Task item: Images excluded, repeat each entry below exactly.

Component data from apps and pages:
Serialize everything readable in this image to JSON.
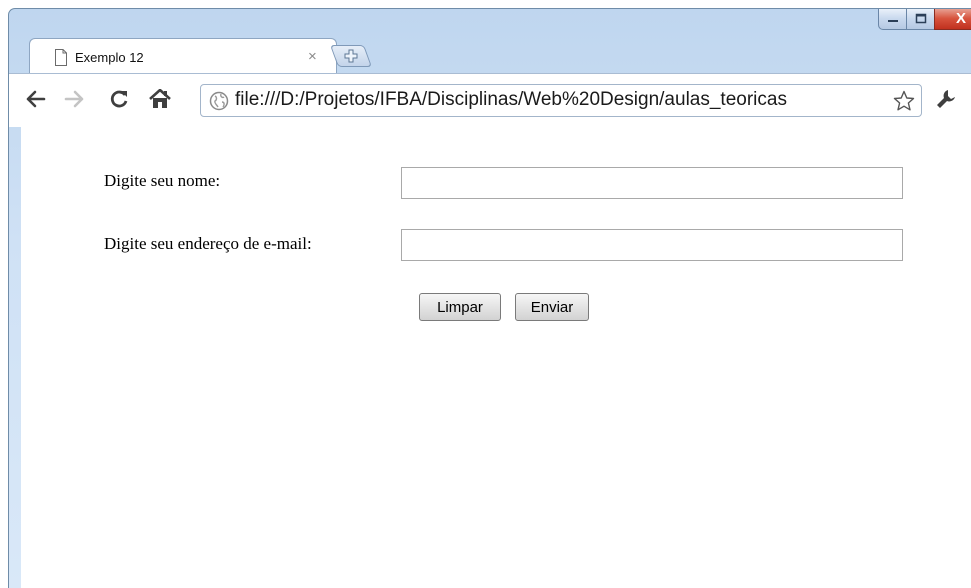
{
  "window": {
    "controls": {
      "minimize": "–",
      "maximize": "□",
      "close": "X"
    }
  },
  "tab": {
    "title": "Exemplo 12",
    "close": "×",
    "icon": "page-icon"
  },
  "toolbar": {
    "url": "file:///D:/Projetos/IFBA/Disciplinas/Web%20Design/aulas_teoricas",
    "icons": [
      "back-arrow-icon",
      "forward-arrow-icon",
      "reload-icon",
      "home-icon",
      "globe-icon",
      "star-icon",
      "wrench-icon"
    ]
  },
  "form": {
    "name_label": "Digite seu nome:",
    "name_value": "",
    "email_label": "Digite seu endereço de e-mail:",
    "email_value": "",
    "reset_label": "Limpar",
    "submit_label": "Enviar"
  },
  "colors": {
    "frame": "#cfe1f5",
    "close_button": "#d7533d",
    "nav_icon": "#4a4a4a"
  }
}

Task response:
Serialize everything readable in this image to JSON.
{
  "window": {
    "controls": {
      "minimize": "–",
      "maximize": "□",
      "close": "X"
    }
  },
  "tab": {
    "title": "Exemplo 12",
    "close": "×",
    "icon": "page-icon"
  },
  "toolbar": {
    "url": "file:///D:/Projetos/IFBA/Disciplinas/Web%20Design/aulas_teoricas",
    "icons": [
      "back-arrow-icon",
      "forward-arrow-icon",
      "reload-icon",
      "home-icon",
      "globe-icon",
      "star-icon",
      "wrench-icon"
    ]
  },
  "form": {
    "name_label": "Digite seu nome:",
    "name_value": "",
    "email_label": "Digite seu endereço de e-mail:",
    "email_value": "",
    "reset_label": "Limpar",
    "submit_label": "Enviar"
  },
  "colors": {
    "frame": "#cfe1f5",
    "close_button": "#d7533d",
    "nav_icon": "#4a4a4a"
  }
}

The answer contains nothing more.